I’m looking forward to going up against big Tom Davis! He’s a laugh a minute and I know he’s had a good couple of training sessions so he’s feeling confident! I can’t wait to break that confidence! I'll be making sure I go around him instead of trying to go through him! Also I’m looking forward to playing with Claude Makelele, he’s won everything in the game and I’ve been watching him since I was a kid so it’ll be really good to play alongside him.
 
Who’s surprised you most in training?
Jason Manford has surprised me in training, although he may not have the legs for it he can do the basics pretty well and in training he scored a terrific goal that came off his shoulder....we’ll call it a volley of some sort [laughs]. That’s the beautiful thing about football, it brings together all walks of life, all races and cultures for one common goal, it’s amazing.
 
What has it been like being coached by Harry Redknapp?
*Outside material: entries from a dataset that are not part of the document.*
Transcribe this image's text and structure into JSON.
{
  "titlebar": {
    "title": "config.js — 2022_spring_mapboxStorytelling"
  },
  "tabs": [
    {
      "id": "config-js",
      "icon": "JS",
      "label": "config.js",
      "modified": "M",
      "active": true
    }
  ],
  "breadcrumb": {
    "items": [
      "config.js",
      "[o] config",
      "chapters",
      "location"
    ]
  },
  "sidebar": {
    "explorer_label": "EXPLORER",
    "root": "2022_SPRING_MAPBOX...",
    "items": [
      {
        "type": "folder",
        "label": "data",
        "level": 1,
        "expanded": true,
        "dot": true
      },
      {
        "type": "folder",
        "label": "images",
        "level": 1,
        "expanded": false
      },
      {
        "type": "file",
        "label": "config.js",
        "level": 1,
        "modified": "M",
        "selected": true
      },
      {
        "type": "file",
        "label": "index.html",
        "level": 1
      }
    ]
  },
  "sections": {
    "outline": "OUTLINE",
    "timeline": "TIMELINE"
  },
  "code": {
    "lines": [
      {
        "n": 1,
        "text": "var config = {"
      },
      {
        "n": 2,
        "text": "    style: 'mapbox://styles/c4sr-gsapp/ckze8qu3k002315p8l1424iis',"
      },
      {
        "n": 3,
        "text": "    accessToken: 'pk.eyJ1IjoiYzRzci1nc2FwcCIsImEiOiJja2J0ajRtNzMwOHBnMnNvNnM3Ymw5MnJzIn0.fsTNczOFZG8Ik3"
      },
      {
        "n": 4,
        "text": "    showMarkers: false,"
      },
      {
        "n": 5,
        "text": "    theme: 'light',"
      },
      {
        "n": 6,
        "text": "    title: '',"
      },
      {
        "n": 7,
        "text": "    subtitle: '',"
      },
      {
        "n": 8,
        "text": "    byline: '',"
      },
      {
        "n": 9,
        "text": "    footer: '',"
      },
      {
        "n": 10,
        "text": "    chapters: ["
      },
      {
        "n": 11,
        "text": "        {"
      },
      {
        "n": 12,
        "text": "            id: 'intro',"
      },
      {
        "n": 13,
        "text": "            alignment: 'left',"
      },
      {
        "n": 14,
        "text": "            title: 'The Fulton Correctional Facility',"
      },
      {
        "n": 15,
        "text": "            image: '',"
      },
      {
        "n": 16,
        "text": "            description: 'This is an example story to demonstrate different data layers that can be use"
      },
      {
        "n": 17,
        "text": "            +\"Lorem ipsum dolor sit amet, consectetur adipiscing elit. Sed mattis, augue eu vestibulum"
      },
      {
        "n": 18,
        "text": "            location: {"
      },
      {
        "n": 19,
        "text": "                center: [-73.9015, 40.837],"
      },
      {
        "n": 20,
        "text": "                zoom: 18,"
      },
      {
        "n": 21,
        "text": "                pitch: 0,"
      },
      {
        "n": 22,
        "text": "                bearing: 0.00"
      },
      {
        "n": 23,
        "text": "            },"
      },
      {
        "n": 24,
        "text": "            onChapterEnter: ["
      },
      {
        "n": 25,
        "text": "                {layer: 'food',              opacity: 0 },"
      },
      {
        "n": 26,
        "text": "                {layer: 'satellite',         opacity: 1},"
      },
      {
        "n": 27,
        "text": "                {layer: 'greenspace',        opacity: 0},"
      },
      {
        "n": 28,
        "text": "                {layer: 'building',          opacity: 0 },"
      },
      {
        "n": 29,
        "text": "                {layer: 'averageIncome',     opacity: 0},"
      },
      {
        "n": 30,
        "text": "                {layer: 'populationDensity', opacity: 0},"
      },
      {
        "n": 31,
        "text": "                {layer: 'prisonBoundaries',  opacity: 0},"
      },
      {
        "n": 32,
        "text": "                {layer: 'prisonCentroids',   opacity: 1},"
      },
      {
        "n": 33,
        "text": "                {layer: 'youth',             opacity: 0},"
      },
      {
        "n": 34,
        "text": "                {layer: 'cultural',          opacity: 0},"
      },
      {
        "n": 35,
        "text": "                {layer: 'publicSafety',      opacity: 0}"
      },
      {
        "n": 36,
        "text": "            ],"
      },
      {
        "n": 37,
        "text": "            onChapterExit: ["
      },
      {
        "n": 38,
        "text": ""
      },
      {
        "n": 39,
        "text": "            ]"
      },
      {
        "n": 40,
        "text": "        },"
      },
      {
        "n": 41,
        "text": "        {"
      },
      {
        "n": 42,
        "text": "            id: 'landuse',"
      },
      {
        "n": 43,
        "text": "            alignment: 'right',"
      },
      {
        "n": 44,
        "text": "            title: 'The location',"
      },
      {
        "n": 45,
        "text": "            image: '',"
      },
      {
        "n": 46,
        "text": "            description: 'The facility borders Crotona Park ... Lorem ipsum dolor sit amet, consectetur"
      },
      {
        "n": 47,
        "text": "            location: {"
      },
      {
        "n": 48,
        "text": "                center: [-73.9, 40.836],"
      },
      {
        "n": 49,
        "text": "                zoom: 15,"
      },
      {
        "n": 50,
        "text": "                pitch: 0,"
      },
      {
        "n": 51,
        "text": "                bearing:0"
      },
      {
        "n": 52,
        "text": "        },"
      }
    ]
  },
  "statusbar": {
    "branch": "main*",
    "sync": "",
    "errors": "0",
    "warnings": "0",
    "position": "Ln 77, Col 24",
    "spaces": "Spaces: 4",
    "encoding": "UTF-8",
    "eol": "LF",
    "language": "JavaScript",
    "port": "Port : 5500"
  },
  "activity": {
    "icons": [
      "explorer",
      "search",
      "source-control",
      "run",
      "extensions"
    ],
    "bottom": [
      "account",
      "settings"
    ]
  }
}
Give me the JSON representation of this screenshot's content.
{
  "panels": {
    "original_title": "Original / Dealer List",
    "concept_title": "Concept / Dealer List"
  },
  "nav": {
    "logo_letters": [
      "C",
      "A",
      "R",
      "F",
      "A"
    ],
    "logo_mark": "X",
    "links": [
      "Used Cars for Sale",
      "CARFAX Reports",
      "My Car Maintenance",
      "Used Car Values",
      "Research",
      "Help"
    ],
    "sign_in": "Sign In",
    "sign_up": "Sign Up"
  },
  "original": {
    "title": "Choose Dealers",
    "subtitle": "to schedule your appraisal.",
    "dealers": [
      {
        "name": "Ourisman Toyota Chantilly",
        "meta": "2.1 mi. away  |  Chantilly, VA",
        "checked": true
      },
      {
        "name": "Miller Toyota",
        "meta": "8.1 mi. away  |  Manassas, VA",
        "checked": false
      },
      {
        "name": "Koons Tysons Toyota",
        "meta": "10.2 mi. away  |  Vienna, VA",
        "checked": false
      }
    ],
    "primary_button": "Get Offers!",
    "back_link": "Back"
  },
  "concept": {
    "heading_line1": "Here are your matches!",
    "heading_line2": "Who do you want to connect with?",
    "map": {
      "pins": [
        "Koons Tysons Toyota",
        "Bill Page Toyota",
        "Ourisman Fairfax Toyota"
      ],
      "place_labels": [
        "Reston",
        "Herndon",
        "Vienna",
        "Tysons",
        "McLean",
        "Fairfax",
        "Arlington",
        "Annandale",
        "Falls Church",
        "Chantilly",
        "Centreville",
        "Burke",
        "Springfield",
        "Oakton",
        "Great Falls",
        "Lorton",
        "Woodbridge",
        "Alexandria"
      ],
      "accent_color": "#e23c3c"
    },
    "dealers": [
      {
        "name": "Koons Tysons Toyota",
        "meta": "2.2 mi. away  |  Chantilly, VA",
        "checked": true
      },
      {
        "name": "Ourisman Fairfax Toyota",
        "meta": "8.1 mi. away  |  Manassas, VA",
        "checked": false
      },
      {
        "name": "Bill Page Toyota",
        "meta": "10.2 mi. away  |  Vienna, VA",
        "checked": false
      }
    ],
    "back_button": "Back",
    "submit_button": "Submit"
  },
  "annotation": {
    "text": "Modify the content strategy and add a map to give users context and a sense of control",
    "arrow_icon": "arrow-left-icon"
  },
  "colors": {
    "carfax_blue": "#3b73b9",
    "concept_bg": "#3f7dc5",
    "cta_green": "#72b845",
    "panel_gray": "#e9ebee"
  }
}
I love Harry, he knows his players through and through and I love the way he boosts your confidence - so thanks Gaffer. He’s pulled me aside to say we’ve got to get your injury right because we need you, we’re going to need you out there. To hear that from the legend that is Harry Redknapp feels fantastic. 
 
I feel truly humbled and privileged to be asked to do Soccer Aid for Unicef and trying to help out and make a difference in people’s lives – I take that very seriously. To know that every pound that gets raised will be tripled is an amazing thing and it’s inspiring for everyone involved in Soccer Aid for Unicef. When you see the work that Unicef does, and the impact on children’s lives, they give people a fighting chance with the things in life we can often take for granted.